        <Border x:FieldModifier="private" x:Name="BProgress" Background="#ffff0000" Height="5" Width="50" />
This XAML is actually a custom ProgressBar that has both determined and undetermined behavior.

The To property of the DAUndeterminedAnimation DoubleAnimation is set in code-behind.

Sunday, October 21, 2012

Cross-Platform Native Code Generator

When creating an application for different platforms, you can create an HTML application that will fit every deployment or create a native application for each platform you want to traget.

Creating an HTML application sure means less work, since the code (HTML+JavaScript+CSS) is fairly supported across web browsers.

Of course, the User Interface (UI) will not match every system where the application will be deployed.

Developing the application nativelly will allow the UI to be fully integrated with the OS.

But a native application means a software project for each platform and this can be unmanageable.

There are several solutions to this problem that minimize the coding of logic that is common to all of those software projects (business logic).

One of them is AppDevPoint.

This tool centralizes the business logic so that it's coded only once in one place.

There must be native project for each platform since the UI is created natively this way being truly integrated with the OS.

This methodology completely separates the UI from code.

If the business logic has to be changed, simply code it in the AppDevPoint, regenerate the builds and all of your native projects will be updated in a single action.

The binaries produced by the native compiler runs directly on the OS as this framework doesn't requires VMs or additional run-times to be installed.

This tool is free and open-source.

For more details, please visit:

Saturday, October 20, 2012

Windows Phone Stateful Framework

For an windows phone application to pass the Microsoft certification, it must implement the tombstone state.

In concept this is easy to achieve, but in practice we must be careful.

This framework wraps the OnNavigatedTo and OnNavigatedFrom events of the page, exposing a set of methods one can override.

There are two types of methods: navigation methods and state manipulation methods.

The navigation methods allows the page to react to navigation events for initialization, clean-up, etc.

The state manipulation methods is where the code to persist and restore the state must be implemented.

A special state manipulation method is available for restoring the global state of the application.

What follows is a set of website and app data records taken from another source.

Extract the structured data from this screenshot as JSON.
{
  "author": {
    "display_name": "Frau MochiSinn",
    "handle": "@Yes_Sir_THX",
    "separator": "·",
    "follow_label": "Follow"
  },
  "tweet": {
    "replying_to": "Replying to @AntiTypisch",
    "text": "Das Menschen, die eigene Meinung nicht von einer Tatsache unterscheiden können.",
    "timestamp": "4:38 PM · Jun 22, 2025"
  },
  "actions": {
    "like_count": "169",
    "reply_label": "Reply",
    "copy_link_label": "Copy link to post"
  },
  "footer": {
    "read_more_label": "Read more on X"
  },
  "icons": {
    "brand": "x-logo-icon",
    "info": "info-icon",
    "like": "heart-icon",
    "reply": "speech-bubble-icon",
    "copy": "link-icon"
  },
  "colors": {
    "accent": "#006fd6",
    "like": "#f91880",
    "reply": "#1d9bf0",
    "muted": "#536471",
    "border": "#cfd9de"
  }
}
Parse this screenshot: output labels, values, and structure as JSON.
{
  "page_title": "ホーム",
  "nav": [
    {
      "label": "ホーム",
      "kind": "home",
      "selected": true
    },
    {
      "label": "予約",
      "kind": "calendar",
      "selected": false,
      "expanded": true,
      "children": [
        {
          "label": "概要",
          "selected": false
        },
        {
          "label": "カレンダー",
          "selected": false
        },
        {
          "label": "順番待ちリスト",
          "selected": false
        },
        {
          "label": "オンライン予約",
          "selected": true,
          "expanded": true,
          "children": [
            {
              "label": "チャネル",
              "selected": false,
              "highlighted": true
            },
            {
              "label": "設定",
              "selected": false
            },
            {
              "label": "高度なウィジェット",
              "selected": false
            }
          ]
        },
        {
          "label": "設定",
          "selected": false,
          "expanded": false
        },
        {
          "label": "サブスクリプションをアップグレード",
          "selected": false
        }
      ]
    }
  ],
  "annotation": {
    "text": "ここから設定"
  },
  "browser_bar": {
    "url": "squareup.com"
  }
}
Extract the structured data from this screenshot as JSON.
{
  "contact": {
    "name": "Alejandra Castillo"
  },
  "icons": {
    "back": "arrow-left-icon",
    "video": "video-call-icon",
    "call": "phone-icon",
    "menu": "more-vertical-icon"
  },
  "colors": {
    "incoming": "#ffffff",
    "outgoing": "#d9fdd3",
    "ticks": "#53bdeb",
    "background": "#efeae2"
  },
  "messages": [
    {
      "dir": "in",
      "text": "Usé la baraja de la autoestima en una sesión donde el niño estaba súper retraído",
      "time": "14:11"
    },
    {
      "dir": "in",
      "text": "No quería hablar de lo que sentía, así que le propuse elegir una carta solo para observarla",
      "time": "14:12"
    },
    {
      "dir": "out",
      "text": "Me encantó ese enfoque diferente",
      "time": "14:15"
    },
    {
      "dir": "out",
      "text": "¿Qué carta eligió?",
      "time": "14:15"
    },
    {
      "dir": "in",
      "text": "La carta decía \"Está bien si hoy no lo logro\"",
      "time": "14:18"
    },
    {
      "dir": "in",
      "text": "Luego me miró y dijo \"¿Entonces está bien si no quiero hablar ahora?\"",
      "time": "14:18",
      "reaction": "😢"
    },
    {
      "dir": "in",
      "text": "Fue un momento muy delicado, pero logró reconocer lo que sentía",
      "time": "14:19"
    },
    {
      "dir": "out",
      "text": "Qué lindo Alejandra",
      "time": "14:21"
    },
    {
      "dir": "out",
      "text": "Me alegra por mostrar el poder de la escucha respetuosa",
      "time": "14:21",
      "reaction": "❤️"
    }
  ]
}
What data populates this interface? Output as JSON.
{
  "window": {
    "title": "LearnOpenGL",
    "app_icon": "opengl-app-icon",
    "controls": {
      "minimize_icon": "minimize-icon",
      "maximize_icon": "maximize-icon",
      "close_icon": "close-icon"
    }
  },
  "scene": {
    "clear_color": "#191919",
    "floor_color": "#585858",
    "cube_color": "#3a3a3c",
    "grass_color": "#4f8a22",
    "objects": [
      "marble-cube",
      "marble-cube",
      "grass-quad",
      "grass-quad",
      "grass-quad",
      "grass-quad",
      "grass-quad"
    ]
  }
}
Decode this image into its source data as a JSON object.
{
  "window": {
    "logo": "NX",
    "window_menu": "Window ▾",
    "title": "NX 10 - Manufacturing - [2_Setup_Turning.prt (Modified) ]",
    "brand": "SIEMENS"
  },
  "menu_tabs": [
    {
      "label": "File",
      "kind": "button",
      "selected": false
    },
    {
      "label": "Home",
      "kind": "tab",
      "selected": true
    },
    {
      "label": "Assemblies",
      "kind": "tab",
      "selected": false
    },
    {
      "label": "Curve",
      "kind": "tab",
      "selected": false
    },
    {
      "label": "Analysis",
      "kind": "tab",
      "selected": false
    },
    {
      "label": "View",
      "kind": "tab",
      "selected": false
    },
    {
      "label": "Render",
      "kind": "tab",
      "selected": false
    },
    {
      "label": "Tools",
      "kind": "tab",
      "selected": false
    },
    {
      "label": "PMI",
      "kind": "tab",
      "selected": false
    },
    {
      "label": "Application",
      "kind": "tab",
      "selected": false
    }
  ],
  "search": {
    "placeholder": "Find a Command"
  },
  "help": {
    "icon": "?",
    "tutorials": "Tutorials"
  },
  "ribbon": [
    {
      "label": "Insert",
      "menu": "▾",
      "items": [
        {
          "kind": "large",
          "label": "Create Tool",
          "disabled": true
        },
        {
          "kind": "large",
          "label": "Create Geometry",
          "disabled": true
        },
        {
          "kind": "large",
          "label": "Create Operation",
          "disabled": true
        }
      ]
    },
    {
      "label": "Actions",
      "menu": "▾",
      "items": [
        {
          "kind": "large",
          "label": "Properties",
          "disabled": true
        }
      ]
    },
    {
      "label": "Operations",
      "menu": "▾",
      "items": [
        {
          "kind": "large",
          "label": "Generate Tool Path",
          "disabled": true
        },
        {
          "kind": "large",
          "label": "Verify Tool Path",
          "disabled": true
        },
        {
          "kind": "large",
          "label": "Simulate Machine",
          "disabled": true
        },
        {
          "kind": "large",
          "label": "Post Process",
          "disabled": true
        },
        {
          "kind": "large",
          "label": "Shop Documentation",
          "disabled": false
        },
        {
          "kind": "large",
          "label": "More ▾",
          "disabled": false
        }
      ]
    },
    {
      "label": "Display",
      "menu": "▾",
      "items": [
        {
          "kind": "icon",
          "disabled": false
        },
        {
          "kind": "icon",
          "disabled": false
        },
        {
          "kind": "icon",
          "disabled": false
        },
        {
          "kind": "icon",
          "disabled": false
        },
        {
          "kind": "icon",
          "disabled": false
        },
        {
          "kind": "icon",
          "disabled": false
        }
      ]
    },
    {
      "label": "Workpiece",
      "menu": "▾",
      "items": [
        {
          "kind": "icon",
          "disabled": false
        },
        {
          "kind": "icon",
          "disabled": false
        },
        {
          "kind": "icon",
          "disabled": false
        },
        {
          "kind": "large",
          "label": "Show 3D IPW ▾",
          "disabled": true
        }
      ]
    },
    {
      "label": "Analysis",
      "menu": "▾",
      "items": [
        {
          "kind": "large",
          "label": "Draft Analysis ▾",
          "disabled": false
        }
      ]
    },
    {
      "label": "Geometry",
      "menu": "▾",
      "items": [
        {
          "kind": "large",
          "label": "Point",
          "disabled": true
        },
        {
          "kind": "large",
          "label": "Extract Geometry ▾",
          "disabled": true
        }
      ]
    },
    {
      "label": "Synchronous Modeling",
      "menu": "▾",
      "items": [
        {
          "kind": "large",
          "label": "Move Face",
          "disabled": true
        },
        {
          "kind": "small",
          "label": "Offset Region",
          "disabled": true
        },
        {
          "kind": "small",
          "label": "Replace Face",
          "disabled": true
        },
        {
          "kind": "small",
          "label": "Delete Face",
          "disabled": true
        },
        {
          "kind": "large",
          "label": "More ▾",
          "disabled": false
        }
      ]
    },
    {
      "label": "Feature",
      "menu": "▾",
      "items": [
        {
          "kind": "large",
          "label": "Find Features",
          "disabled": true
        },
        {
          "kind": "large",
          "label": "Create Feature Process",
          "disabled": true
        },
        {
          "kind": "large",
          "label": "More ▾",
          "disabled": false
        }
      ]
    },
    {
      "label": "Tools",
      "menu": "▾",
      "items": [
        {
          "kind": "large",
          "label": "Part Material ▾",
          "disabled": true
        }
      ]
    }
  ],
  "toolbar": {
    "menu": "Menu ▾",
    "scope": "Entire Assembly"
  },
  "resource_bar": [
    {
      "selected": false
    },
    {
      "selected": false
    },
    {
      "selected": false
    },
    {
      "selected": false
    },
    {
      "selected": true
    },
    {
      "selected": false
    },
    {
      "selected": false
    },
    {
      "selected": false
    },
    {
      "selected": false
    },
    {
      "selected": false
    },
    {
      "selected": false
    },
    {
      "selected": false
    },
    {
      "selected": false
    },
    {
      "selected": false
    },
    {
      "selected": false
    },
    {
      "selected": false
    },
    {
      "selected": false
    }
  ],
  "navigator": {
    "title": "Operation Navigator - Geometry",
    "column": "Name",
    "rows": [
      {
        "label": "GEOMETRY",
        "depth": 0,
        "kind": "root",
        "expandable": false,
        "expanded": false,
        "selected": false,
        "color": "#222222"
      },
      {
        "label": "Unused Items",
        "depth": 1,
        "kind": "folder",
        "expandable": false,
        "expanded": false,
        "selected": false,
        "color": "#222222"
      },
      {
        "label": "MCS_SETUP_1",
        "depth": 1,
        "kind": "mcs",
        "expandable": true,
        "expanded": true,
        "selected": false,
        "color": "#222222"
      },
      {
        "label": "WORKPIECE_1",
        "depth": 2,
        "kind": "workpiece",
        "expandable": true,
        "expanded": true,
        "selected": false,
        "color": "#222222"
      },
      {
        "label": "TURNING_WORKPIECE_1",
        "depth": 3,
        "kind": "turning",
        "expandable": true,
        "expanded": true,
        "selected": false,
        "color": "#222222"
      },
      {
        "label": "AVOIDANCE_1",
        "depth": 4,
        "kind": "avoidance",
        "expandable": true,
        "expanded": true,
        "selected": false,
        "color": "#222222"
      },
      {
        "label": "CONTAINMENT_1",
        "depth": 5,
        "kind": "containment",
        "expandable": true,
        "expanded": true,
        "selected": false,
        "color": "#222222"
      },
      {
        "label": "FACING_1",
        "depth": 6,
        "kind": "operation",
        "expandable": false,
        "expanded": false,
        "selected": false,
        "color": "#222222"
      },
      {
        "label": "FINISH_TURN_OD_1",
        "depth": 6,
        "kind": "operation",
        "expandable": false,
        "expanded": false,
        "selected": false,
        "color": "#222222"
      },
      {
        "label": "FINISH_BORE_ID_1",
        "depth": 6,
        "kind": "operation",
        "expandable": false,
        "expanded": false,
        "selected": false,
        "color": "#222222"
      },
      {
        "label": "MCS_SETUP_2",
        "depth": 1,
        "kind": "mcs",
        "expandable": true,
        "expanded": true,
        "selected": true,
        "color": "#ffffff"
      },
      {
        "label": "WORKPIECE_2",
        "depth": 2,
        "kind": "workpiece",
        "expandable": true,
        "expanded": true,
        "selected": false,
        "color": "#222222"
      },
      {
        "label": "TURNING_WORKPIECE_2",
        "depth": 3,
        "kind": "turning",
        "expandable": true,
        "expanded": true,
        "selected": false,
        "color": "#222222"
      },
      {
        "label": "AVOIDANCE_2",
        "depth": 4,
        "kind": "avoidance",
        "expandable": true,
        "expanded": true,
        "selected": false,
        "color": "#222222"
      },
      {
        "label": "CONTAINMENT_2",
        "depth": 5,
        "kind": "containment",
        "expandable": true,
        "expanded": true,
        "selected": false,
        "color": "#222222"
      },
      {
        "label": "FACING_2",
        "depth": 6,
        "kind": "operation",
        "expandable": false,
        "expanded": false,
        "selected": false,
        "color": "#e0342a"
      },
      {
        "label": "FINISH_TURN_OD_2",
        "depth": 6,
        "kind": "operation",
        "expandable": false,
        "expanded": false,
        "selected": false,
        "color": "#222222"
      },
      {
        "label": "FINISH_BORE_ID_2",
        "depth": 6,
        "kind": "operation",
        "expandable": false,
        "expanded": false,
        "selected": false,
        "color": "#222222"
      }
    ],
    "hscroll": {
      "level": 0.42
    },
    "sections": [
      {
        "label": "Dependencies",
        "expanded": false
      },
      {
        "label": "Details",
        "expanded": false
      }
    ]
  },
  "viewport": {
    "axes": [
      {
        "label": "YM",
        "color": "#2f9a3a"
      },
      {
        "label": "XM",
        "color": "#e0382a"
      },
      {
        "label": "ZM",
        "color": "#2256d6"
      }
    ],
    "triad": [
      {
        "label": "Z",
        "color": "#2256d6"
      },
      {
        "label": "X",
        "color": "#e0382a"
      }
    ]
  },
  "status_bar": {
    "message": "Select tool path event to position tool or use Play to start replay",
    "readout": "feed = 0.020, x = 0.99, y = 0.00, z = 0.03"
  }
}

The state can be immutable if it doesn’t change throughout the page life-cycle, or changeable if otherwise.

A page can be marked as transient this way optimizing the state manipulation methods.

For source code, please visit